NEW YORK — Starbucks Corp.’s Howard Schultz is stepping down as executive chairman of the coffee company he helped transform into a global brand, and says public service may be in his future.
Schultz, 64, says he is considering many possibilities. He had endorsed Democratic presidential nominee Hillary Clinton before the last presidential election and had sometimes deflected questions about whether he would run for office.
“I’ll be thinking about a range of options for myself, from philanthropy to public service, but I’m a long way from knowing what the future holds,” he said in a letter to employees.
Speculation has swirled for years that Schultz might run for president. While not addressing the question directly, he told The New York Times on Monday that “for some time now, I have been deeply concerned about our country — the growing division at home and our standing in the world.”
Schultz’s move comes after he ceded the day-to-day duties of CEO at Starbucks last year to focus on innovation and social-impact projects as executive chairman. As of June 26, Starbucks says Schultz will take the title of chairman emeritus. The Seattle-based chain says he is writing a book about Starbucks’ social-impact moves and its efforts to redefine the role of a public company.

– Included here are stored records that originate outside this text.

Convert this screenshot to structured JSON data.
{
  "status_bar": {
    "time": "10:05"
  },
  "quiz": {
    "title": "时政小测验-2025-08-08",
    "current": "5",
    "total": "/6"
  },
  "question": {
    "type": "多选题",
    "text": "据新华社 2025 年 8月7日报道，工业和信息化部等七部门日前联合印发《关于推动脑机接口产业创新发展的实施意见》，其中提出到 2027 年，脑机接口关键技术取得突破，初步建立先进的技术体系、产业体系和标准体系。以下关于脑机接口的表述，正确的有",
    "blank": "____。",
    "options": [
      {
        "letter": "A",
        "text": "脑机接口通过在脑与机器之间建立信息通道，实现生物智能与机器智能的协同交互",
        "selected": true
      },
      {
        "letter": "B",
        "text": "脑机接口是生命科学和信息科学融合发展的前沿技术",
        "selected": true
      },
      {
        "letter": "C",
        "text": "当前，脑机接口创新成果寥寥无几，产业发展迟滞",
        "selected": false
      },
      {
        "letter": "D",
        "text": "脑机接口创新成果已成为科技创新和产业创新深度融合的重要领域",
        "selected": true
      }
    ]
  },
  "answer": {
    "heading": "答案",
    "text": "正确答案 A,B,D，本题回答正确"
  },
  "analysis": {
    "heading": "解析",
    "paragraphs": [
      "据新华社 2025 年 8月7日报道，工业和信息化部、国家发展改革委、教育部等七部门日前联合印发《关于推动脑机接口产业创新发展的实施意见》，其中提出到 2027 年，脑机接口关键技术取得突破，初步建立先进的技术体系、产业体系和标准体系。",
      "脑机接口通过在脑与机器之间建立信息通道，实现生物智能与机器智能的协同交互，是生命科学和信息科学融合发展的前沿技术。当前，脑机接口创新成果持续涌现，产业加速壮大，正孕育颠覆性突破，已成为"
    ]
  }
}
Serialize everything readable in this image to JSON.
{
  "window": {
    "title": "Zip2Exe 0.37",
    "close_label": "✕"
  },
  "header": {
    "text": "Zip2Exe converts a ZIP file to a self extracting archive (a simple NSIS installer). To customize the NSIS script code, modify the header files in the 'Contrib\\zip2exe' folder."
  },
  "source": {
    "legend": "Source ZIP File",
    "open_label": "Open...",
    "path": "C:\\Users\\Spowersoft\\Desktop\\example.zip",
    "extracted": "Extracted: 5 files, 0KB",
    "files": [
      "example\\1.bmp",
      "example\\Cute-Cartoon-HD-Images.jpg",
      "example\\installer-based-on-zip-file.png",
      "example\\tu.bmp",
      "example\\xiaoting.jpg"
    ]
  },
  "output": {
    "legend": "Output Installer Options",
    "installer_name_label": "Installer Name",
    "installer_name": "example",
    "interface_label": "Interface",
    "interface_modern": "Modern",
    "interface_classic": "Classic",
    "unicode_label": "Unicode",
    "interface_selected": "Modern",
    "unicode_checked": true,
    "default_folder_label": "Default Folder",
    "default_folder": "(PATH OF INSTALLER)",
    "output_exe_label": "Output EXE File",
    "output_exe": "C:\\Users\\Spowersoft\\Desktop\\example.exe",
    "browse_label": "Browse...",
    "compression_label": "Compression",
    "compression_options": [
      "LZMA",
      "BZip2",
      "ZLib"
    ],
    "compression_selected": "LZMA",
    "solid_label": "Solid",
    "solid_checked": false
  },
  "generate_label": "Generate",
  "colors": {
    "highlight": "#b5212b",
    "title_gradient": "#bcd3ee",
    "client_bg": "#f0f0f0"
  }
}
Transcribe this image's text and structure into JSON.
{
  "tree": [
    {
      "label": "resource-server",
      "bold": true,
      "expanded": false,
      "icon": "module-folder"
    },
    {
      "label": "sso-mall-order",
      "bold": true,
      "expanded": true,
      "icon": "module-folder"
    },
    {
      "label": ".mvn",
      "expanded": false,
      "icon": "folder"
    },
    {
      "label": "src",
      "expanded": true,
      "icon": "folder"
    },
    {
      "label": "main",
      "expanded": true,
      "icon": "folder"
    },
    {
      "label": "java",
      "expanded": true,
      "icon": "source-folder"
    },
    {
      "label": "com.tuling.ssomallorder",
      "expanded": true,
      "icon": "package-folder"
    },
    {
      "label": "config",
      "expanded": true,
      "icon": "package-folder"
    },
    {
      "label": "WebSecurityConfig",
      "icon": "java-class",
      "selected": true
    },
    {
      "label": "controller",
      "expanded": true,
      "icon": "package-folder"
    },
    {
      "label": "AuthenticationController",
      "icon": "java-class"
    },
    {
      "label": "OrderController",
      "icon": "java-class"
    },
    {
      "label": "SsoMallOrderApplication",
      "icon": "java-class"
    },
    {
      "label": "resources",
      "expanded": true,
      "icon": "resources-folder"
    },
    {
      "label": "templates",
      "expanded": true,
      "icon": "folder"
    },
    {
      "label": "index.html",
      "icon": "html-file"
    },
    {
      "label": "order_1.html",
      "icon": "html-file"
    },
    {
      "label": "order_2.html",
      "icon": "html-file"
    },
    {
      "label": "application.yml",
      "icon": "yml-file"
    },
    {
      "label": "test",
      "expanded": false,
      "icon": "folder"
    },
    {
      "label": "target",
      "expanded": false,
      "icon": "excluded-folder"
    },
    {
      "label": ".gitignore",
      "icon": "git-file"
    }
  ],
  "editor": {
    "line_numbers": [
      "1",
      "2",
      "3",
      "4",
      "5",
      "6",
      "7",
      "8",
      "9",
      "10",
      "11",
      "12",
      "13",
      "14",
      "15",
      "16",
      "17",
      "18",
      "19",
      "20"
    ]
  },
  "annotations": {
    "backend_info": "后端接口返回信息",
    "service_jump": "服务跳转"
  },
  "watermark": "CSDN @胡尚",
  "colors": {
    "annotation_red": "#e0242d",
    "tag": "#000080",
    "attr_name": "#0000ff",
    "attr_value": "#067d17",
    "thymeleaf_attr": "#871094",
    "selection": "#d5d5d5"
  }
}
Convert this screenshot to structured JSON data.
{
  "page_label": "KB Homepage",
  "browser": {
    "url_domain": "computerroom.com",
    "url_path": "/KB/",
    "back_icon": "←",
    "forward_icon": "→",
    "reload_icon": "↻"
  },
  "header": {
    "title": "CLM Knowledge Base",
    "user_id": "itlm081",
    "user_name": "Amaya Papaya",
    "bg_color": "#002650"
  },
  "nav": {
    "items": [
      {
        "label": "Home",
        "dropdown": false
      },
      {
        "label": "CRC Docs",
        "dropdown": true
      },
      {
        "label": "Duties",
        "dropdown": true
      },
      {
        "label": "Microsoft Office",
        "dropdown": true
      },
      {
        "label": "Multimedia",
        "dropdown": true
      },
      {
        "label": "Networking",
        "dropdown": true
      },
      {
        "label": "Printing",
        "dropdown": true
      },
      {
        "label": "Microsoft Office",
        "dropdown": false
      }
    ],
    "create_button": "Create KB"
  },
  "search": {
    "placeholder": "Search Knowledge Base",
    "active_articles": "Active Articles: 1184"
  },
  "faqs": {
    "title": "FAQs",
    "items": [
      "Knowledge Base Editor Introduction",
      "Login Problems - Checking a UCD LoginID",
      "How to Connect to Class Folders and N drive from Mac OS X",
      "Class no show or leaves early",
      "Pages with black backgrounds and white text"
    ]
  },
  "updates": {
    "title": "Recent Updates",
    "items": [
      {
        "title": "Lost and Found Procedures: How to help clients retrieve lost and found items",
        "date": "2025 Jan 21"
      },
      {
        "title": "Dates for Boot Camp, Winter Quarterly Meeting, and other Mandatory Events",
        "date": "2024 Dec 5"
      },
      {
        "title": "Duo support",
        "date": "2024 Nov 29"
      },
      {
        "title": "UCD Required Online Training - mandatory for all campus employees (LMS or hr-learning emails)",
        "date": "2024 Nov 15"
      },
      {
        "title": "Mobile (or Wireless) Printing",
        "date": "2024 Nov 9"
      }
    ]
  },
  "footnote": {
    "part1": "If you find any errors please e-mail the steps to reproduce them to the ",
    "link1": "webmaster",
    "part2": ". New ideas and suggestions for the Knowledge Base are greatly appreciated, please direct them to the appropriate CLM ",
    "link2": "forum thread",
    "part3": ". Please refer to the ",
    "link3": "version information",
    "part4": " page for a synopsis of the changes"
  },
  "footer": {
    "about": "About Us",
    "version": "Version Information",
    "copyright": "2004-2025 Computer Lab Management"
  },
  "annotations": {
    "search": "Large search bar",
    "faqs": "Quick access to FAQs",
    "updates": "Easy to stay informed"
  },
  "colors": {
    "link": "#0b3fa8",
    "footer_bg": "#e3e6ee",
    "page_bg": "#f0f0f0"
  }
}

“Starbucks changed the way millions of people drink coffee, this is true, but we also changed people’s lives in communities around the world for the better,” Schultz said in his letter.
Schultz was known for aligning himself and Starbucks with issues like race and jobs for underprivileged youth — even when those efforts fell flat, like the “Race Together” campaign that encouraged workers to talk about race with customers. The company also long projected itself as a socially conscious company and promoted its stores as neighborhood gathering places.
More recently, as the company tried to restore its reputation after the arrests of two black men at a coffee shop in Philadelphia, Schultz said he didn’t want people to feel “less than” if they were refused bathroom access.
Last week, the company closed its U.S. stores for several hours for bias awareness training for its employees, one of the measures it promised after the men were arrested as they waited for an associate but hadn’t bought anything.
Schultz has said his vision for Starbucks was largely inspired by the coffee bars he saw on a visit to Milan many years ago. He had stepped away as CEO in 2000, before returning to that role in 2008. He was credited with turning around Starbucks’ fortunes. He oversaw the expansion of the chain’s food and beverage menu and the growth of its popular loyalty program and mobile app.
In his letter, Schultz emphasized his roots, saying, “I still feel like a kid from Brooklyn who grew up in public housing” and that he’d “set out to build a company that my father, a blue-collar worker and World War II veteran, never had a chance to work for.”
He also credited the company with “balancing profitability and social conscience, compassion and rigor, and love and responsibility.”
Starbucks said Myron E. “Mike” Ullman would be the new chairman of the board upon Schultz’s retirement. Shares in Starbucks dropped 1 percent to $56.50 in extended trading after the announcement.